Lo some nine months ago, Congress took a politically courageous stand against mom, apple pie, and credit card issuers by supposedly reining in the excesses of the latter (excesses which largely consisted of giving lots of people the ability to purchase goods and services on the automated installment plans otherwise known as credit cards). The goal of the new legislation was to clear the books, start anew, blah blah blah, and hem in the contagion known as excessive credit, which was widely believed to be behind the financial crisis that may or may not be over. And, at the same time, of course, Congress was going to make sure that all Americans had access to the credit that is our god-given birthright. The streets of America are paved with gold MasterCards and all that.
So now the new rules are in effect. And credit card issuers (banks, mostly) are now coming up with new ways to squeeze money out of customers, just like restauarants doubling up on corkage fees, extra charges for more butter, you name it. From a Cincinnati Enquirer account:
One of the latest is an "inactivity fee"….[a charge] if you don't use your bank credit card within 12 months….
Beginning April 1, Citigroup will assess cardholders a $60 annual fee if they charge less than $2,400 a year. "This action is necessary given the increasing costs of doing business," Citi spokesman Robert Julavits said.
The nation's second-largest card issuer, Bank of America, just began testing an annual fee for some of its credit card accounts.
The fees are part of a menu of little-known charges that card issuers use. In recent months, some have upped the fees for transferring balances. Some have added a minimum charge for cash advances, meaning a $50 advance on the credit card could cost the unwitting consumer $10 or more in fees.
Some are charging a dollar a month to customers who still want to get an account statement in the mail.
Consumer advocates, including politicians who have helped to created mega-gigundo deficits at the local, state, and national levels, have already started calling for the next round of regulations, in which villainous bankers, finally get their comeuppance. But sadly, just like Mr. Potter in It's a Wonderful Life, the people giving credit will always find a way to prosper.
"The credit card issuers can adjust their tactics faster than Congress can pass laws," said Joshua Frank, author of [a] report [for the Center for Responsible Lending].
Which is to say, the best way to ensure access to credit and decent treatment is by market competition, not by top-down regulation that stymies the development of many different types of credit instruments. No financial crisis is created by access to credit per se; it's created by real and presumed government bailouts of bad decisions made by folks with access to credit. I floated a decade of my life as a grad student and an underearning worker on easy credit. Without access to a ridiculous amount of revolving credit (thank you, interest-free balance transfers!), I would have not been able to take advantage of any number of educational and work-related opportunities (including covering moving expenses from Buffalo to Los Angeles to start working at Reason back in 1993).
Access to credit doesn't stem from card issuers beneficence but from their self-interest, which coincides pretty well with borrowers.
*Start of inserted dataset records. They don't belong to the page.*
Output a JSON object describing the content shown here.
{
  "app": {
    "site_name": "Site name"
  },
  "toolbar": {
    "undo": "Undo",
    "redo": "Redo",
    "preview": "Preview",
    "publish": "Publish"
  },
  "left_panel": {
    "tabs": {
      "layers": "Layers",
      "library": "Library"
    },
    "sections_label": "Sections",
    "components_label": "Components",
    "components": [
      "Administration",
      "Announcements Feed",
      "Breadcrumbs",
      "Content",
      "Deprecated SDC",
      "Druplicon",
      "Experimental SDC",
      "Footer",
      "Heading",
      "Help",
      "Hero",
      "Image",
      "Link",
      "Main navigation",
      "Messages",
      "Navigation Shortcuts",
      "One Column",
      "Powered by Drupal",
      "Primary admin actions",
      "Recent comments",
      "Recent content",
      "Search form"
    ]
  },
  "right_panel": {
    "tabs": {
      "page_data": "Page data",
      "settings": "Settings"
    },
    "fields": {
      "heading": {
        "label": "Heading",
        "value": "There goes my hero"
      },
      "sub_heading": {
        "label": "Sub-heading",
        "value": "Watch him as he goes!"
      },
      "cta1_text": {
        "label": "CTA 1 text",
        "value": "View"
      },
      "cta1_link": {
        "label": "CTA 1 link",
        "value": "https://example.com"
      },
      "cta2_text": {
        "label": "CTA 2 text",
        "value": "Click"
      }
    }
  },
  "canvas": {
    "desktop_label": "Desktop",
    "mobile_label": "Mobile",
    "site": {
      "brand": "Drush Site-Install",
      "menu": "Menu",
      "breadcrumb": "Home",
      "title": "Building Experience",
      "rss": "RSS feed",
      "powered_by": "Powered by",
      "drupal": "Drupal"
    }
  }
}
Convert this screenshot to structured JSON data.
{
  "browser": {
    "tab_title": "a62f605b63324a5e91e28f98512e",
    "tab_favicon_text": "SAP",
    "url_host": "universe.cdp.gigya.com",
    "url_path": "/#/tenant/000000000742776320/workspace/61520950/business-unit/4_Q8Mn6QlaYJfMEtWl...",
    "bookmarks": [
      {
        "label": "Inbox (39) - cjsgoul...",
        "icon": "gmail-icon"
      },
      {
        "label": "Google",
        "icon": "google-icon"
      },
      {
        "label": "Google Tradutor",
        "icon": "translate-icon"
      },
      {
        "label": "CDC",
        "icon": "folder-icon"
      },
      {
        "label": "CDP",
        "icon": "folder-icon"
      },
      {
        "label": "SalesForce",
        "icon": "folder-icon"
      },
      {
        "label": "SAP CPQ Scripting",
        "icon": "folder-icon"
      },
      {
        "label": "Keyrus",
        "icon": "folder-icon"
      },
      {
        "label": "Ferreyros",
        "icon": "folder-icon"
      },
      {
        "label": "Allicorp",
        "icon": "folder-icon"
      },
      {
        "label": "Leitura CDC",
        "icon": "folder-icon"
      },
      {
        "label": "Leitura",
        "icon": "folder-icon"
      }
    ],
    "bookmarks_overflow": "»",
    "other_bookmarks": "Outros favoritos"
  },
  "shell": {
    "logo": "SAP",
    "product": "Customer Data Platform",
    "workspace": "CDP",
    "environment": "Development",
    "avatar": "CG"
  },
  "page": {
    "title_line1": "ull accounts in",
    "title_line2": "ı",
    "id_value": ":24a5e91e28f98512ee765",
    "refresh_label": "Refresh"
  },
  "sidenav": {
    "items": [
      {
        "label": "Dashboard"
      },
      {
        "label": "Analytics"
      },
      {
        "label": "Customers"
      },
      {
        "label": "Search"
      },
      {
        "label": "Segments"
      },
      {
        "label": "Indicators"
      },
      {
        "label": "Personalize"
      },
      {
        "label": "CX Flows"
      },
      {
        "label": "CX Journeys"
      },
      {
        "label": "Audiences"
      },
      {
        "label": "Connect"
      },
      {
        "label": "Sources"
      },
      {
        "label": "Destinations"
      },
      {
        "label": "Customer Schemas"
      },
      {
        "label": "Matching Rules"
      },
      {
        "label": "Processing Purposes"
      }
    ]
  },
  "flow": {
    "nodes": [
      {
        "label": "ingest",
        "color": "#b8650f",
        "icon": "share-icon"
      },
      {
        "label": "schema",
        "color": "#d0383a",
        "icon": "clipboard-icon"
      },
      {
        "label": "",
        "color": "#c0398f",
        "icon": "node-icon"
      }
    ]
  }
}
Sure, lots of people get into credit-card and other forms of debt that cause problems. But it doesn't help the far-larger majority of people to limit what can be offered. And, as the quote above suggests, Mr. Potter always gets his fees one way or another. Hell, even George Bailey ended up squeezing his customers for what appears to be an interest-free loan.
But that won't stop regulators for pushing for the next level of regulations which, if they do their job properly, will limit competition and increase costs to all borrowers. Thanks, fellas!
The Center for Responsible Lending and others are pushing to enact a proposed Consumer Financial Protection Agency as the best way to stop credit card companies from inventing new ways to charge their customers.
Want to know why a Consumer Financial Protection Agency is a bad idea? Take 10 minutes to get the full pitch: